PROBLEM DESCRIPTION
Scanning the entries below, copy every line that contains the word "music".

DATA EXTRACT
:::

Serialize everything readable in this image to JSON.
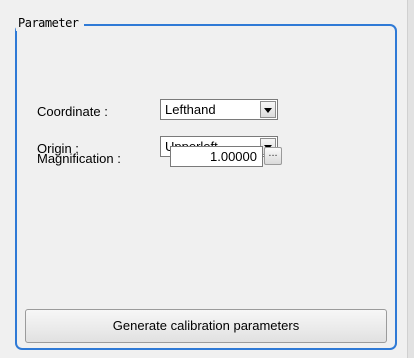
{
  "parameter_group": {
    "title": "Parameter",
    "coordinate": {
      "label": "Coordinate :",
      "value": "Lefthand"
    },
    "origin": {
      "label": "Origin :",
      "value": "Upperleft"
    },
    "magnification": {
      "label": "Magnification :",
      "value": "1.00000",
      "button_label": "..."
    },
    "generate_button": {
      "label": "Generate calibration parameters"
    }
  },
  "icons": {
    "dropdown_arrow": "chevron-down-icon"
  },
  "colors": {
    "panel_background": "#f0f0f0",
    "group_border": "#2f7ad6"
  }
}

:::

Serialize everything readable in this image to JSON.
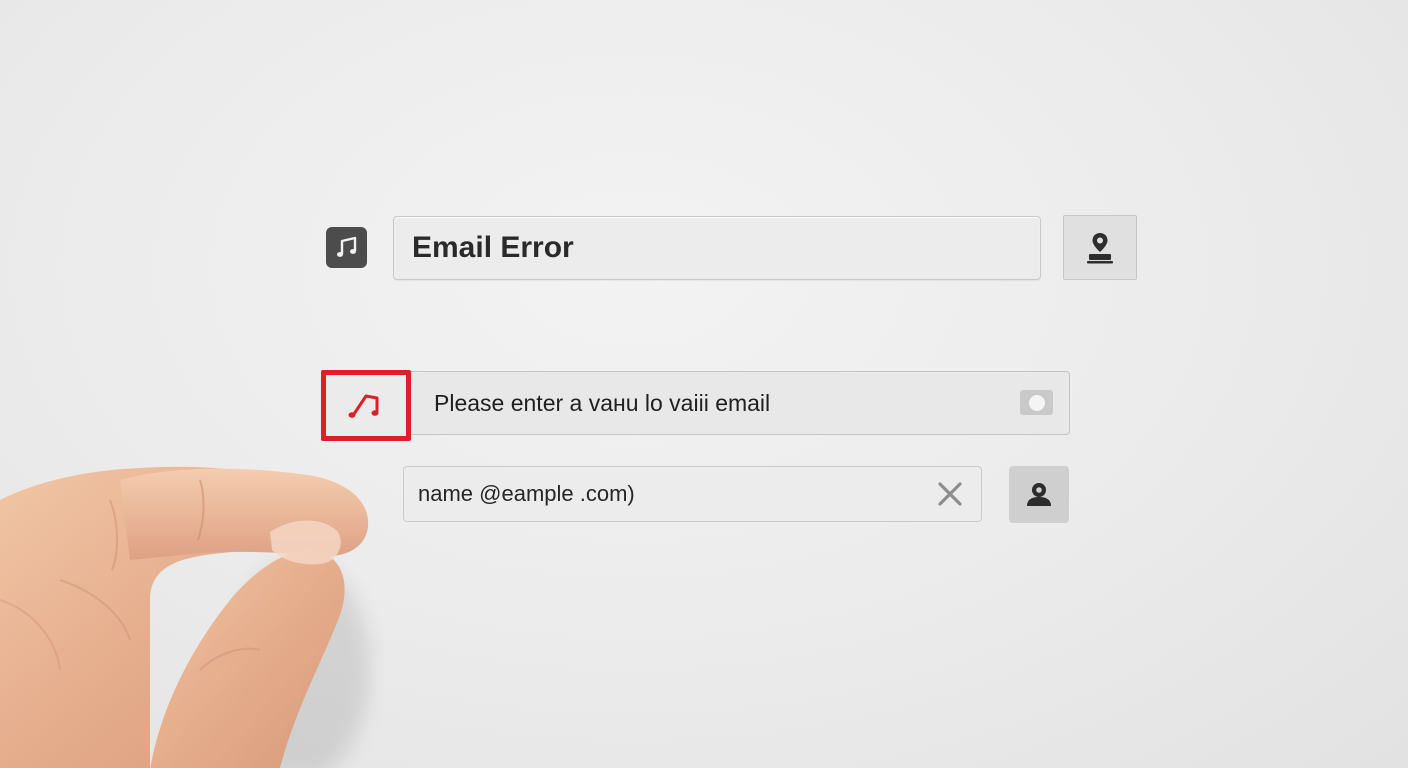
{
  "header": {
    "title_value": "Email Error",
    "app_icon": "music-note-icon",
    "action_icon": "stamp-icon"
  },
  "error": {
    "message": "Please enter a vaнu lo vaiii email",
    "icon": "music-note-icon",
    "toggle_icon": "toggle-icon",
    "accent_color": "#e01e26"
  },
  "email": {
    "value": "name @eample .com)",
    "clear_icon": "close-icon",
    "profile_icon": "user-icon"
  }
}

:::

TASK OUTPUT
    "app_icon": "music-note-icon",
    "icon": "music-note-icon",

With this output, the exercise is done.